New documents revealed as part of a US government lawsuit show that some Facebook staff had raised concerns about the data collection practices of Cambridge Analytica well before these were made public. Facebook has issued a response to these new documents trying to downplay these documents, claiming ‘they will cause confusion’ and that there is nothing new being highlighted.
The documents were revealed as part of the ongoing case by the District of Columbia against Facebook for its failure to protect consumers’ private data. They were released on request of the District of Columbia Attorney General.
While the employee names are redacted in the documents, they show the employees discussing the third-party data collection by political consultancy firms, and what should be allowed and what was problematic. The internal correspondence dating back to September 22, 2015 show the staff had doubts about how some political firms were collecting data from the website.
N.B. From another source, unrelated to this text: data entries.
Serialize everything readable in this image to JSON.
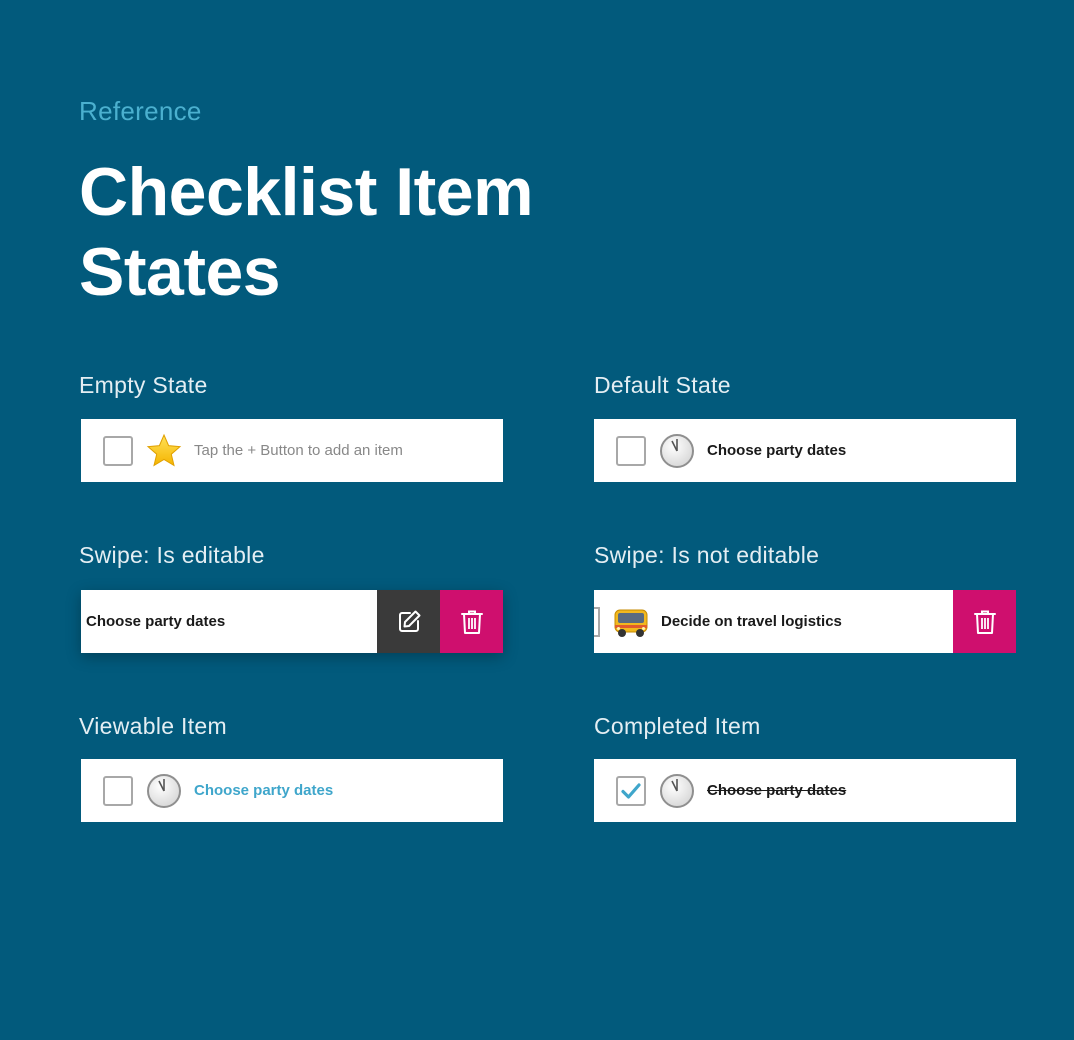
{
  "header": {
    "eyebrow": "Reference",
    "title": "Checklist Item States"
  },
  "colors": {
    "background": "#025a7c",
    "accent_blue": "#3fa6cb",
    "delete_magenta": "#cf0f6e",
    "edit_dark": "#3a3a3a"
  },
  "sections": {
    "empty": {
      "label": "Empty State",
      "icon": "star-icon",
      "text": "Tap the + Button to add an item"
    },
    "default": {
      "label": "Default State",
      "icon": "clock-icon",
      "text": "Choose party dates"
    },
    "swipe_editable": {
      "label": "Swipe: Is editable",
      "text": "Choose party dates",
      "actions": [
        "edit-icon",
        "trash-icon"
      ]
    },
    "swipe_not_editable": {
      "label": "Swipe: Is not editable",
      "icon": "bus-icon",
      "text": "Decide on travel logistics",
      "actions": [
        "trash-icon"
      ]
    },
    "viewable": {
      "label": "Viewable Item",
      "icon": "clock-icon",
      "text": "Choose party dates"
    },
    "completed": {
      "label": "Completed Item",
      "icon": "clock-icon",
      "text": "Choose party dates",
      "checked": true
    }
  }
}
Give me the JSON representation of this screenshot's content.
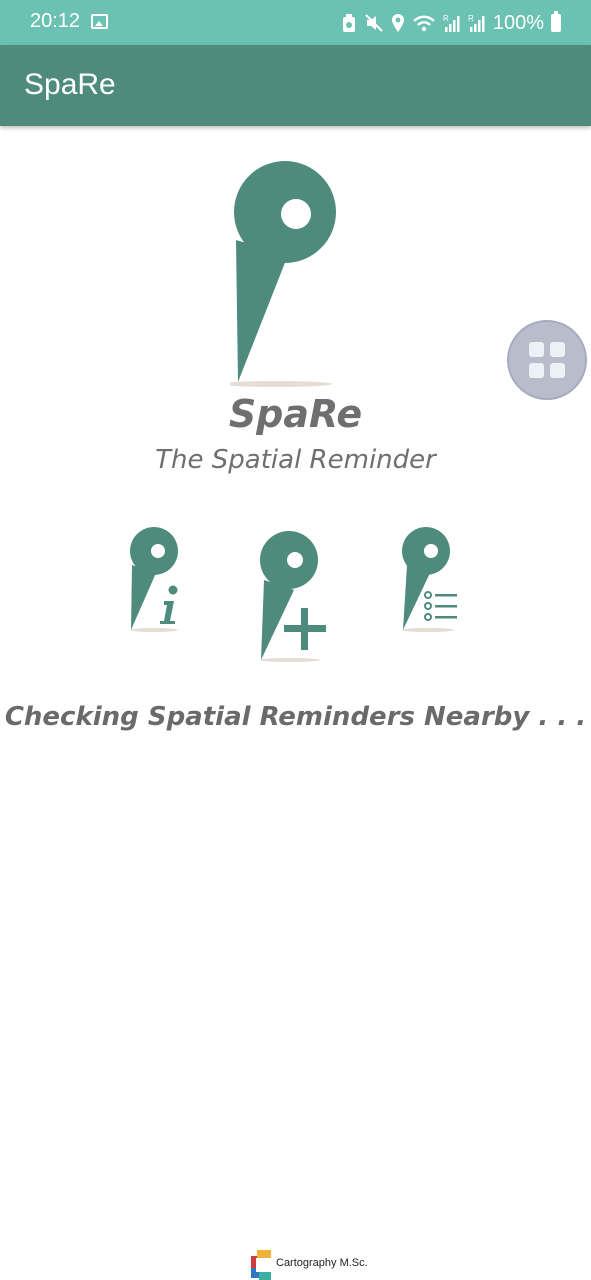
{
  "status_bar": {
    "time": "20:12",
    "battery": "100%"
  },
  "app_bar": {
    "title": "SpaRe"
  },
  "brand": {
    "name": "SpaRe",
    "tagline": "The Spatial Reminder"
  },
  "actions": [
    {
      "icon": "pin-info-icon"
    },
    {
      "icon": "pin-add-icon"
    },
    {
      "icon": "pin-list-icon"
    }
  ],
  "status_message": "Checking Spatial Reminders Nearby . . .",
  "footer": {
    "text": "Cartography M.Sc."
  },
  "colors": {
    "status_bar": "#6bc1b2",
    "app_bar": "#4e8b7d",
    "pin": "#4e8b7d",
    "text_gray": "#6f6f6f"
  }
}
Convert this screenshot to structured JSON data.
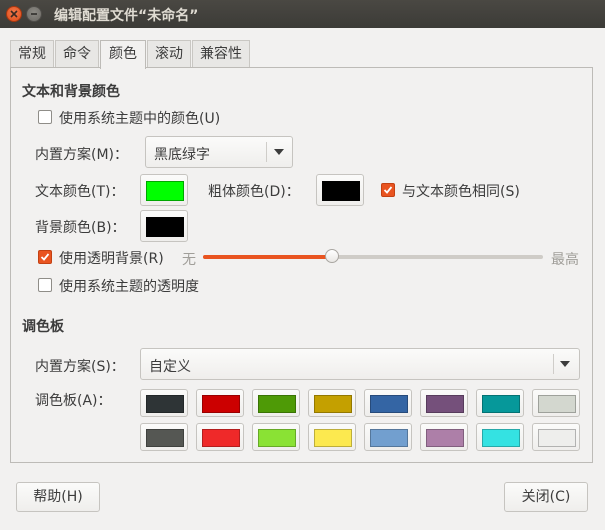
{
  "window": {
    "title": "编辑配置文件“未命名”"
  },
  "tabs": [
    {
      "label": "常规"
    },
    {
      "label": "命令"
    },
    {
      "label": "颜色"
    },
    {
      "label": "滚动"
    },
    {
      "label": "兼容性"
    }
  ],
  "active_tab": "颜色",
  "text_bg": {
    "heading": "文本和背景颜色",
    "use_theme_colors": {
      "label": "使用系统主题中的颜色(U)",
      "checked": false
    },
    "scheme_label": "内置方案(M)：",
    "scheme_value": "黑底绿字",
    "text_color_label": "文本颜色(T)：",
    "text_color": "#00ff00",
    "bold_color_label": "粗体颜色(D)：",
    "bold_color": "#000000",
    "same_as_text": {
      "label": "与文本颜色相同(S)",
      "checked": true
    },
    "bg_color_label": "背景颜色(B)：",
    "bg_color": "#000000",
    "transparent_bg": {
      "label": "使用透明背景(R)",
      "checked": true
    },
    "slider_min_label": "无",
    "slider_max_label": "最高",
    "transparency_level": 0.38,
    "use_theme_transparency": {
      "label": "使用系统主题的透明度",
      "checked": false
    }
  },
  "palette": {
    "heading": "调色板",
    "scheme_label": "内置方案(S)：",
    "scheme_value": "自定义",
    "palette_label": "调色板(A)：",
    "colors": [
      "#2e3436",
      "#cc0000",
      "#4e9a06",
      "#c4a000",
      "#3465a4",
      "#75507b",
      "#06989a",
      "#d3d7cf",
      "#555753",
      "#ef2929",
      "#8ae234",
      "#fce94f",
      "#729fcf",
      "#ad7fa8",
      "#34e2e2",
      "#eeeeec"
    ]
  },
  "buttons": {
    "help": "帮助(H)",
    "close": "关闭(C)"
  },
  "accent_color": "#e95420"
}
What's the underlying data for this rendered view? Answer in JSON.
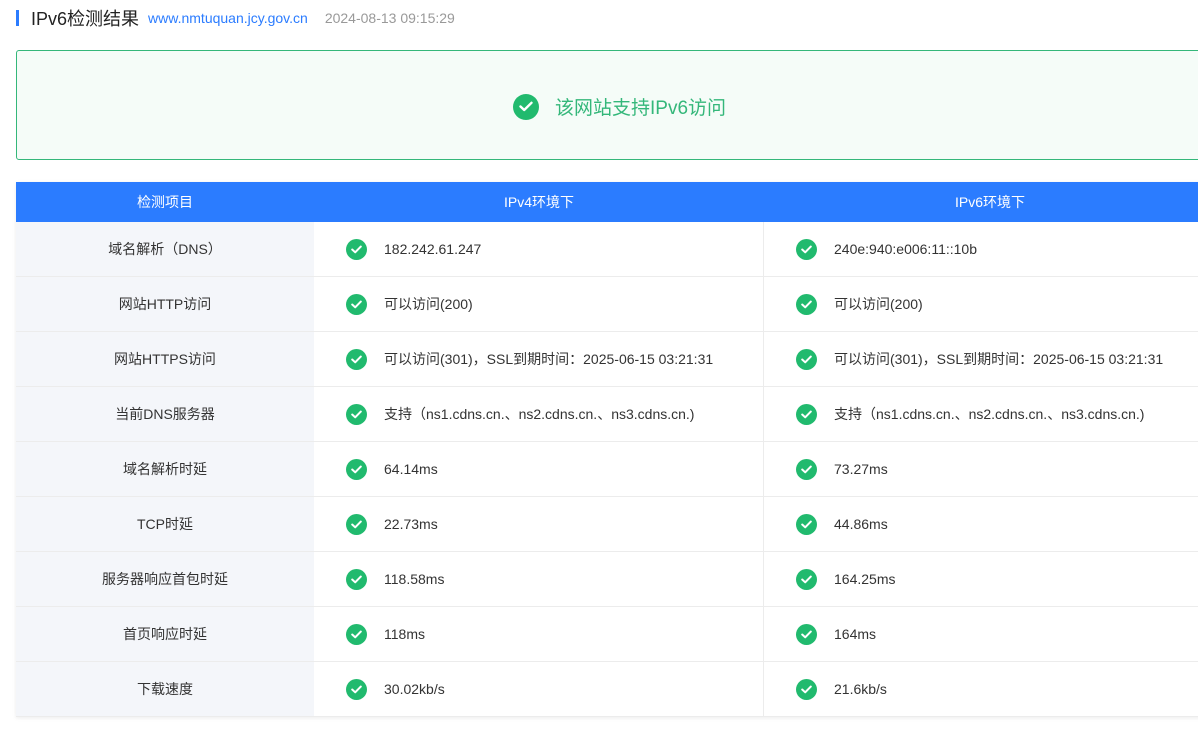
{
  "header": {
    "title": "IPv6检测结果",
    "domain": "www.nmtuquan.jcy.gov.cn",
    "timestamp": "2024-08-13 09:15:29"
  },
  "result": {
    "message": "该网站支持IPv6访问",
    "icon": "check-circle-icon",
    "color": "#21ba6e"
  },
  "table": {
    "headers": [
      "检测项目",
      "IPv4环境下",
      "IPv6环境下"
    ],
    "header_color": "#2b7cff",
    "rows": [
      {
        "item": "域名解析（DNS）",
        "ipv4": "182.242.61.247",
        "ipv6": "240e:940:e006:11::10b"
      },
      {
        "item": "网站HTTP访问",
        "ipv4": "可以访问(200)",
        "ipv6": "可以访问(200)"
      },
      {
        "item": "网站HTTPS访问",
        "ipv4": "可以访问(301)，SSL到期时间：2025-06-15 03:21:31",
        "ipv6": "可以访问(301)，SSL到期时间：2025-06-15 03:21:31"
      },
      {
        "item": "当前DNS服务器",
        "ipv4": "支持（ns1.cdns.cn.、ns2.cdns.cn.、ns3.cdns.cn.)",
        "ipv6": "支持（ns1.cdns.cn.、ns2.cdns.cn.、ns3.cdns.cn.)"
      },
      {
        "item": "域名解析时延",
        "ipv4": "64.14ms",
        "ipv6": "73.27ms"
      },
      {
        "item": "TCP时延",
        "ipv4": "22.73ms",
        "ipv6": "44.86ms"
      },
      {
        "item": "服务器响应首包时延",
        "ipv4": "118.58ms",
        "ipv6": "164.25ms"
      },
      {
        "item": "首页响应时延",
        "ipv4": "118ms",
        "ipv6": "164ms"
      },
      {
        "item": "下载速度",
        "ipv4": "30.02kb/s",
        "ipv6": "21.6kb/s"
      }
    ]
  }
}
Cambridge Analytica is mentioned as well. The emails note the “largest and most aggressive on the conservative side is Cambridge Analytica, a sketchy (to say the least) data modelling company that has penetrated our market deeply.”
According to The Guardian, which had first reported about this internal discussion in March this year, Facebook staff had raised the issue of improper data collection by firms in September, which would be nearly four months before the December 2015 date, which the company had claimed.
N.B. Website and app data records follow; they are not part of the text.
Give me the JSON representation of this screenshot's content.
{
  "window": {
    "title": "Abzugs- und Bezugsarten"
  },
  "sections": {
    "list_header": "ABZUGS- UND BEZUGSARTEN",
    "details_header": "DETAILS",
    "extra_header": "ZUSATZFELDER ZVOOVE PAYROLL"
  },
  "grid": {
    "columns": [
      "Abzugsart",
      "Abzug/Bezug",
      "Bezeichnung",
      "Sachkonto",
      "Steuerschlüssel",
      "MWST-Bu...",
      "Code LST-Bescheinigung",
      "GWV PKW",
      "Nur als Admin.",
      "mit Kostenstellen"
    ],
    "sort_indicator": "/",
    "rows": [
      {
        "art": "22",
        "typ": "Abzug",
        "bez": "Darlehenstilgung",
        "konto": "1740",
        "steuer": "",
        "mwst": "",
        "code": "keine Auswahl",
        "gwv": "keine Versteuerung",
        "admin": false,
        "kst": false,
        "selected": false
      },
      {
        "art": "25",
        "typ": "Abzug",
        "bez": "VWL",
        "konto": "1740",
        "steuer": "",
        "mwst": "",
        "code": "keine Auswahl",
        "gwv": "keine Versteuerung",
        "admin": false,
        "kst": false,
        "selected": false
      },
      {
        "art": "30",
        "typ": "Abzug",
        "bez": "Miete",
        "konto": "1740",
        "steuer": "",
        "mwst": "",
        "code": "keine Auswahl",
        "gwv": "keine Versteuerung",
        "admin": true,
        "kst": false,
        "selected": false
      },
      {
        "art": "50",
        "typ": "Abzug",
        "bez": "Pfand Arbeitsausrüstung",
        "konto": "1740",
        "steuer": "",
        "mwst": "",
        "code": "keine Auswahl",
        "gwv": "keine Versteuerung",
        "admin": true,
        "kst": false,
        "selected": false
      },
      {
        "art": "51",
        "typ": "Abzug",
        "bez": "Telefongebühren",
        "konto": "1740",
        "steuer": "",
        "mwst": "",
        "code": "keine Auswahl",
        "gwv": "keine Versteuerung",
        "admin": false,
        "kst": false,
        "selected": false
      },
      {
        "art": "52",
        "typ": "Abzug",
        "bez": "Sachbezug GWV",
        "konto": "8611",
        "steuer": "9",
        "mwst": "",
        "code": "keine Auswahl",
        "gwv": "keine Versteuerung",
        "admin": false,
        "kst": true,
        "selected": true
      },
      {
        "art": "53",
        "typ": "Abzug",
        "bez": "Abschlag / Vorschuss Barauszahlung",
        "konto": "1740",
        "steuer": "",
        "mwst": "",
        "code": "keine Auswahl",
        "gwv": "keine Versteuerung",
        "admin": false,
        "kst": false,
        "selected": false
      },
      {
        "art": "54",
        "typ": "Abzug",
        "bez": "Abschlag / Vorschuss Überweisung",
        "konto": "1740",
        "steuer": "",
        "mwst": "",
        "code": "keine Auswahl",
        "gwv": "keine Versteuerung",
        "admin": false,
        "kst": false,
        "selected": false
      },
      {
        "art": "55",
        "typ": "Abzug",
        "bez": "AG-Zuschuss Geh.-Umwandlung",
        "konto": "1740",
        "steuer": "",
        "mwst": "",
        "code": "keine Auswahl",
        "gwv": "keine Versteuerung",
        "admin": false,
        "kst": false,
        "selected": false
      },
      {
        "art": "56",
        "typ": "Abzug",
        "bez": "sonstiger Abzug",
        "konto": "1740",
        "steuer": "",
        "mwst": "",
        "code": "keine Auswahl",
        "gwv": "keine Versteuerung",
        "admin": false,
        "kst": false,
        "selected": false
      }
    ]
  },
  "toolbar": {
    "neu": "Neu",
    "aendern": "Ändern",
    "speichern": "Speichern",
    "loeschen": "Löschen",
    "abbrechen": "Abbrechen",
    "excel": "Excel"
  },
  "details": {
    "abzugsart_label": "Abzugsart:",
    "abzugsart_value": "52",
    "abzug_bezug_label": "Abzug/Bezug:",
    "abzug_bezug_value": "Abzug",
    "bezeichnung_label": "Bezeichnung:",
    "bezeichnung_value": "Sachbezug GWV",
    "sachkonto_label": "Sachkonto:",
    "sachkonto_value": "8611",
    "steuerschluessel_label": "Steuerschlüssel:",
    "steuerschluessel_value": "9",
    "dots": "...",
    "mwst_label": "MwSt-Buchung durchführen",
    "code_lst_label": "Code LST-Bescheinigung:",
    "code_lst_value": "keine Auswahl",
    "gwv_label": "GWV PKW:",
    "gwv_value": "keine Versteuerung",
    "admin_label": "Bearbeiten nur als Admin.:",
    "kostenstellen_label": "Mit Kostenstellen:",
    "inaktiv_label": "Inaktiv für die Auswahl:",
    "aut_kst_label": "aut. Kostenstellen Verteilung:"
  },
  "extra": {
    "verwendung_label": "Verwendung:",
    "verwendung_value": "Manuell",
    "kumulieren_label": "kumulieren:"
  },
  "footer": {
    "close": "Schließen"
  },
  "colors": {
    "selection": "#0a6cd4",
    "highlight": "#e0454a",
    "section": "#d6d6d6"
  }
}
By the time Cambridge Analytica was flagged is as high priority, Guardian had already broken the story and on the email thread it is being discussed as PR issue. The employees note they need to sort this out ASAP. The documents also show how some of these firms were collecting voter data from Facebook. The employees also talk about consultancy firm Nation Builder, and how that was collecting data.
In a blog post titled “Document Holds the Potential for Confusion,” Facebook’s vice president and deputy counsel Paul Grewal has said these documents prove nothing new. He added that the company only knew about Aleksandr Kogan, an app developer who sold data in December 2015, as it had initially claimed, and the September 2015 discussion was a different accusation that Cambridge Analytica was improperly scraping profiles.
He claims that the discussion ultimately did not amount to anything. “Facebook was not aware that Kogan sold data to Cambridge Analytica until December 2015. That is a fact that we have testified to under oath, that we have described to our core regulators, and that we stand by today,” reads the blog.